The eventual outcome of heart failure in patients with CHD has been established; however, the underlying cause of declining heart function remains unknown. The researchers noted that new therapies have faced challenges because of this knowledge gap in CHD.

“This is the first step in developing a comprehensive cell atlas of congenital heart disease,” Diwakar Turaga, MD, PhD, a Texas Children’s Hospital pediatric cardiac critical care specialist and assistant professor at Baylor College of Medicine, to profile heart and blood samples from CHD patients. “We are creating a roadmap for therapies targeting individual cell types and unique gene pathways in CHD that include both the heart and the immune system, something that had not been reported before. As the technology matures, this will become the standard of care in treatment of CHD.”

Teams at the Texas Heart Institute, Texas Children’s Hospital, and Baylor College of Medicine profiled heart and blood samples from patients with CHD and studied those with hypoplastic left heart syndrome, Tetralogy of Fallot, and dilated and hypertrophic cardiomyopathies undergoing heart surgery.

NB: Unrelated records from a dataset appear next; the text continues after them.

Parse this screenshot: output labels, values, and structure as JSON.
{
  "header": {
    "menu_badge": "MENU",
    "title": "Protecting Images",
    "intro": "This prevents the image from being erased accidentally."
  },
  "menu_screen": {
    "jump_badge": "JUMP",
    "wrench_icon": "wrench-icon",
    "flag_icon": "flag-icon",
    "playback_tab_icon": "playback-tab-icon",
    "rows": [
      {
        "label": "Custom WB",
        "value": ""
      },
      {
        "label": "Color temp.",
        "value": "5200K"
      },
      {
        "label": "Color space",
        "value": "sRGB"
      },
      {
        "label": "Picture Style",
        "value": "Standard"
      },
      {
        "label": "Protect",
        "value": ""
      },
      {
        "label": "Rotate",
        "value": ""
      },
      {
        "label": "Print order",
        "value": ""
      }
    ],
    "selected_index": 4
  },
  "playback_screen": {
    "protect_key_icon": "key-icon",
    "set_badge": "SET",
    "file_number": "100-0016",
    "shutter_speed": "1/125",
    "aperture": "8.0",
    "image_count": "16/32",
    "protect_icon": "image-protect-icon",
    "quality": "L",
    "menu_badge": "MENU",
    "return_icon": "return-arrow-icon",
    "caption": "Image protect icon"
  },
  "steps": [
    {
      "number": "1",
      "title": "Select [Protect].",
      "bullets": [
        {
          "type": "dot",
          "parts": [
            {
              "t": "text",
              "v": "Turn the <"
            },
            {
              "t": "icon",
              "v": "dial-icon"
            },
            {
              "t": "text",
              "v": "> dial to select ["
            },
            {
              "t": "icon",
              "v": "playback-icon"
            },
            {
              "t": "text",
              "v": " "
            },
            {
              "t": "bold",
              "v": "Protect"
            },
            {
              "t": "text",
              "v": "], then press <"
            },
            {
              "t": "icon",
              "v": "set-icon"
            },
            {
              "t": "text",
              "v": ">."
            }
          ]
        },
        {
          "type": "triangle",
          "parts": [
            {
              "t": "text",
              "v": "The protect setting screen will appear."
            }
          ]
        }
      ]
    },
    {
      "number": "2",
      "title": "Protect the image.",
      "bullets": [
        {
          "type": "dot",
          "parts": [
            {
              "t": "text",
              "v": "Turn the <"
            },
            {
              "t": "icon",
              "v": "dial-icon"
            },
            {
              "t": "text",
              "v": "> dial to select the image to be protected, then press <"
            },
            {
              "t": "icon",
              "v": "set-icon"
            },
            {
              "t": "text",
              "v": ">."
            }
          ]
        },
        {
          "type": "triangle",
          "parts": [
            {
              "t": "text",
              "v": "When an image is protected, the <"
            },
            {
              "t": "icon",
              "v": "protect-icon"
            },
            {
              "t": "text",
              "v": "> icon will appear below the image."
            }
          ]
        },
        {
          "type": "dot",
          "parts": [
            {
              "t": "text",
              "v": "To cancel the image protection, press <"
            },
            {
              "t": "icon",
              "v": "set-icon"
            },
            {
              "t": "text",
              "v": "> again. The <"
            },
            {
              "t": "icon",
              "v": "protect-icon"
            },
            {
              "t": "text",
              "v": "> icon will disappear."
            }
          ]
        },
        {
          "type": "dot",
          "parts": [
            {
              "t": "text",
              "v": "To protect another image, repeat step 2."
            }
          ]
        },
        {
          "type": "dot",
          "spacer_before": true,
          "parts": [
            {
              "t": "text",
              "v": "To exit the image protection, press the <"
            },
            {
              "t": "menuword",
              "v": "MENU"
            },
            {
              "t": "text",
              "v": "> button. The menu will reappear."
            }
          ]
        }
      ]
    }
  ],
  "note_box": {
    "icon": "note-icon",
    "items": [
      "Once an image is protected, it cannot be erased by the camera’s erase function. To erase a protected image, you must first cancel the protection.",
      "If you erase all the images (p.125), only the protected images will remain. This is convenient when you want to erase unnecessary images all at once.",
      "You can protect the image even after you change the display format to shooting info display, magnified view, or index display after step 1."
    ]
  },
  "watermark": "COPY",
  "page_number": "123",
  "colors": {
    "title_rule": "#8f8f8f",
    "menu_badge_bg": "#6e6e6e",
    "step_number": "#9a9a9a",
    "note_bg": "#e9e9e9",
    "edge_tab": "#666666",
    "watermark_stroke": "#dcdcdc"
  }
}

“Using several exciting new technologies such as single-cell RNA sequencing, we were able to interrogate samples from congenital heart disease patients at the single cell level. One of our goals is to improve the natural history of this terrible disease afflicting children,” said James F. Martin, MD, PhD, director of the Cardiomyocyte Renewal Laboratory at the Texas Heart Institute, and Vivian L. Smith Professor in the Department of Integrative Physiology at Baylor College of Medicine, in a press release. “There is still a lot of work to do as the team, including co-first authors Drs. Matthew C. Hill, Zachary A. Kadow and Hali Long, heads toward that goal.”

The study findings may provide a blueprint to develop personalized treatments for CHDs as well as more critical resources of rare pediatric heart samples that can be used to make additional discoveries to better understand CHD.

Iki Adachi, MD, director of the Mechanical Circulatory Support Program at Texas Children’s and associate professor at Baylor College of Medicine, added that this study is only the beginning.

“The collaboration between the extremely sophisticated laboratory at the Texas Heart Institute and the top pediatric heart center at Texas Children’s definitely has the potential to go further,” Adachi said in the press release.

REFERENCE

New Understanding of Congenital Heart Disease Progression Opens Door to Improved Treatment Options Scientists develop a roadmap to future personalized medicine for heart defects that develop before birth. Texas Children’s Hospital. June 22, 2022. Accessed June 23, 2022. https://www.texaschildrens.org/about-us/news/releases/new-understanding-congenital-heart-disease-progression-opens-door-improved-treatment-options